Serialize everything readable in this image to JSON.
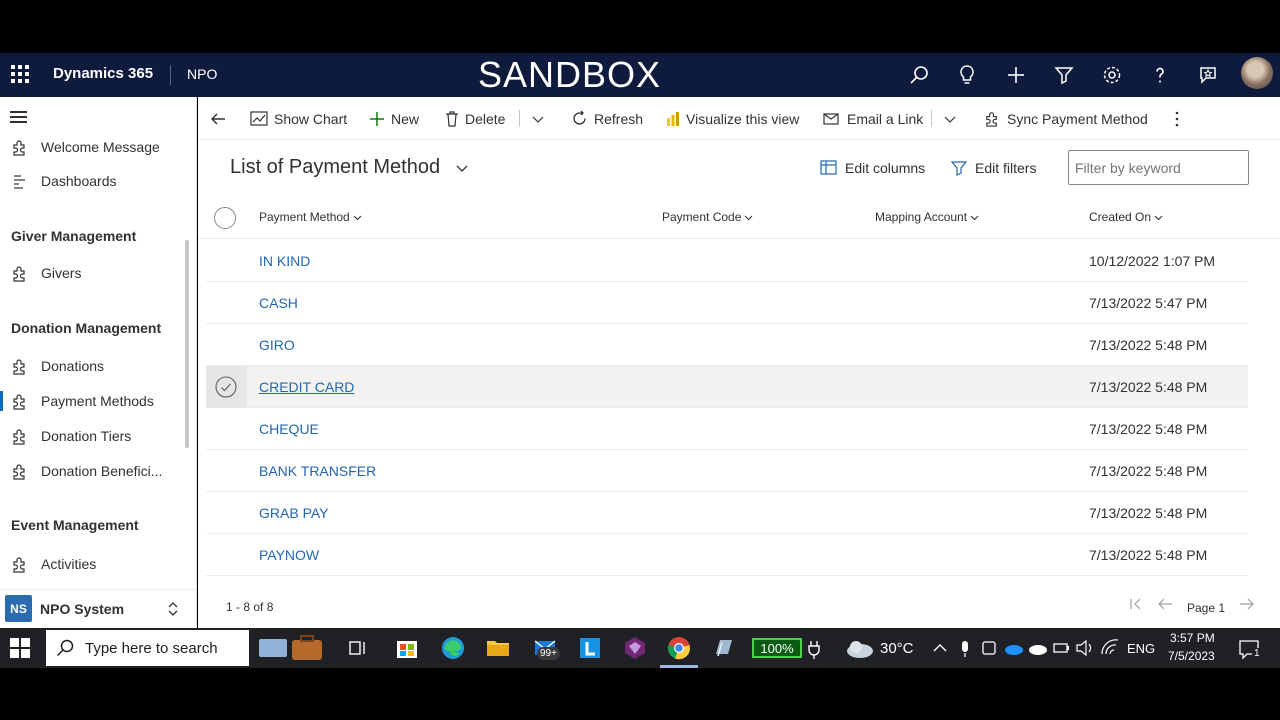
{
  "topbar": {
    "app_title": "Dynamics 365",
    "app_name": "NPO",
    "environment": "SANDBOX"
  },
  "sidebar": {
    "items_top": [
      {
        "label": "Welcome Message"
      },
      {
        "label": "Dashboards"
      }
    ],
    "groups": [
      {
        "title": "Giver Management",
        "items": [
          {
            "label": "Givers"
          }
        ]
      },
      {
        "title": "Donation Management",
        "items": [
          {
            "label": "Donations"
          },
          {
            "label": "Payment Methods",
            "active": true
          },
          {
            "label": "Donation Tiers"
          },
          {
            "label": "Donation Benefici..."
          }
        ]
      },
      {
        "title": "Event Management",
        "items": [
          {
            "label": "Activities"
          }
        ]
      }
    ],
    "area": {
      "badge": "NS",
      "name": "NPO System"
    }
  },
  "commandbar": {
    "show_chart": "Show Chart",
    "new": "New",
    "delete": "Delete",
    "refresh": "Refresh",
    "visualize": "Visualize this view",
    "email_link": "Email a Link",
    "sync": "Sync Payment Method"
  },
  "view": {
    "title": "List of Payment Method",
    "edit_columns": "Edit columns",
    "edit_filters": "Edit filters",
    "filter_placeholder": "Filter by keyword"
  },
  "grid": {
    "columns": [
      "Payment Method",
      "Payment Code",
      "Mapping Account",
      "Created On"
    ],
    "rows": [
      {
        "name": "IN KIND",
        "created": "10/12/2022 1:07 PM"
      },
      {
        "name": "CASH",
        "created": "7/13/2022 5:47 PM"
      },
      {
        "name": "GIRO",
        "created": "7/13/2022 5:48 PM"
      },
      {
        "name": "CREDIT CARD",
        "created": "7/13/2022 5:48 PM",
        "selected": true
      },
      {
        "name": "CHEQUE",
        "created": "7/13/2022 5:48 PM"
      },
      {
        "name": "BANK TRANSFER",
        "created": "7/13/2022 5:48 PM"
      },
      {
        "name": "GRAB PAY",
        "created": "7/13/2022 5:48 PM"
      },
      {
        "name": "PAYNOW",
        "created": "7/13/2022 5:48 PM"
      }
    ],
    "count_text": "1 - 8 of 8",
    "page_label": "Page 1"
  },
  "taskbar": {
    "search_text": "Type here to search",
    "mail_badge": "99+",
    "battery": "100%",
    "weather": "30°C",
    "language": "ENG",
    "time": "3:57 PM",
    "date": "7/5/2023",
    "notif_count": "1"
  },
  "colors": {
    "nav_bg": "#0f1b3d",
    "link": "#2266b0",
    "taskbar": "#1f2125"
  }
}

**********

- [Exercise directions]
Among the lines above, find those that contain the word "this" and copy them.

- [Finished task]
Serialize everything readable in this image to JSON.
    "visualize": "Visualize this view",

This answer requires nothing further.